Goodison has rarely been good to City. They have lost on their last four trips there and last season effectively relinquished their title to United, when Nikica Jelavić's deflected effort looped over Joe Hart in front of the Gwladys Street end. Their last victory was so long ago the flat-track bully Robinho scored in a comfortable 2-0 win in 2009.
Toffees defender Sylvain Distin addressed the ambivalent issue a month ago.
“We’ve spoken about it with some of the staff and said: ‘What if we have to beat City to be in the Champions League but by doing that Liverpool win the league?’ ” Distin said.
“The funny thing is, some people would rather we don’t get Champions League as long as they don’t win the league. It’s mad.
“Personally I’d rather be in the Champions League. You can’t miss a chance for that. It would be amazing for the city if both clubs made it. I think deep down both sets of fans would like it if both clubs were in it.”
It is a scenario Liverpool are familiar with. On the final day of the 1994-95 season, they hosted Kenny Dalglish's Blackburn, vying for the title with Manchester United. As a luckless United drew 1-1 at Upton Park, Liverpool recovered from Alan Shearer's opener to beat Rovers 2-1, only it was academic. United's profligacy gifted Dalglish his fourth and final championship as a manager.

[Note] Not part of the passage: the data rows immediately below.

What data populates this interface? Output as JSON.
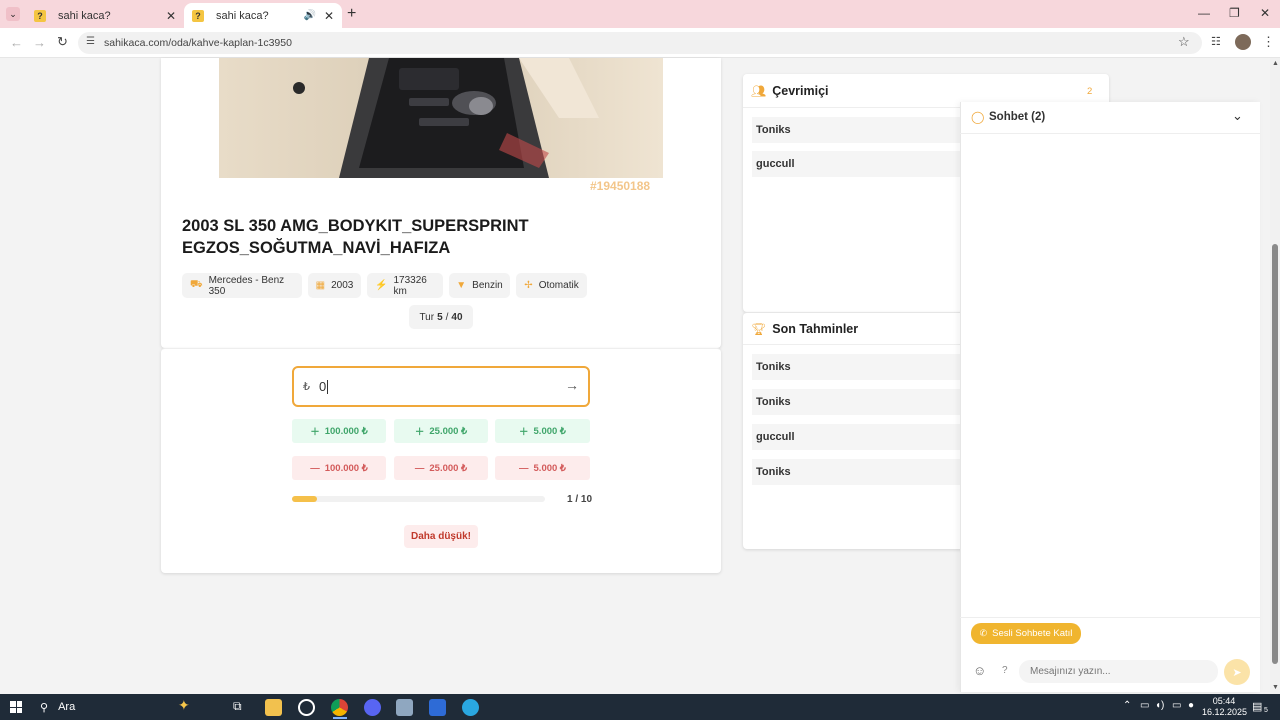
{
  "browser": {
    "tabs": [
      {
        "title": "sahi kaca?",
        "active": false
      },
      {
        "title": "sahi kaca?",
        "active": true
      }
    ],
    "url": "sahikaca.com/oda/kahve-kaplan-1c3950"
  },
  "listing": {
    "id": "#19450188",
    "title_line1": "2003 SL 350 AMG_BODYKIT_SUPERSPRINT",
    "title_line2": "EGZOS_SOĞUTMA_NAVİ_HAFIZA",
    "chips": {
      "brand": "Mercedes - Benz 350",
      "year": "2003",
      "km": "173326 km",
      "fuel": "Benzin",
      "gear": "Otomatik"
    },
    "round_label": "Tur",
    "round_current": "5",
    "round_sep": "/",
    "round_total": "40"
  },
  "guess": {
    "currency": "₺",
    "value": "0",
    "plus_buttons": [
      "100.000 ₺",
      "25.000 ₺",
      "5.000 ₺"
    ],
    "minus_buttons": [
      "100.000 ₺",
      "25.000 ₺",
      "5.000 ₺"
    ],
    "progress": 0.1,
    "progress_text": "1 / 10",
    "hint": "Daha düşük!"
  },
  "online": {
    "title": "Çevrimiçi",
    "count": "2",
    "users": [
      "Toniks",
      "guccull"
    ]
  },
  "recent": {
    "title": "Son Tahminler",
    "users": [
      "Toniks",
      "Toniks",
      "guccull",
      "Toniks"
    ]
  },
  "chat": {
    "title": "Sohbet (2)",
    "voice_button": "Sesli Sohbete Katıl",
    "help": "?",
    "placeholder": "Mesajınızı yazın..."
  },
  "taskbar": {
    "search": "Ara",
    "time": "05:44",
    "date": "16.12.2025",
    "notif_count": "5"
  },
  "colors": {
    "accent": "#f0a83a",
    "tabbar": "#f7d7dc",
    "plus": "#3fa56a",
    "minus": "#d35b5b"
  }
}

Four years ago, Liverpool faced a Chelsea side in their penultimate league match that would eventually beat United to the title by a point. Steven Gerrard, proving he can gift titles as well as risk throwing them away, played a backpass to Didier Drogba for the opening goal and Frank Lampard added a second in an easy win for Carlo Ancelotti's team.
Barcelona could face a similar predicament to Everton when they host Atlético Madrid in their last game of the Primera Liga. Provided Atlético win their next two games against Levante and Málaga, Barça cannot retain their title and the ruthless Real Madrid, two points behind with a game in hand on their nemesis, could come into the reckoning. It could be another awkward occasion.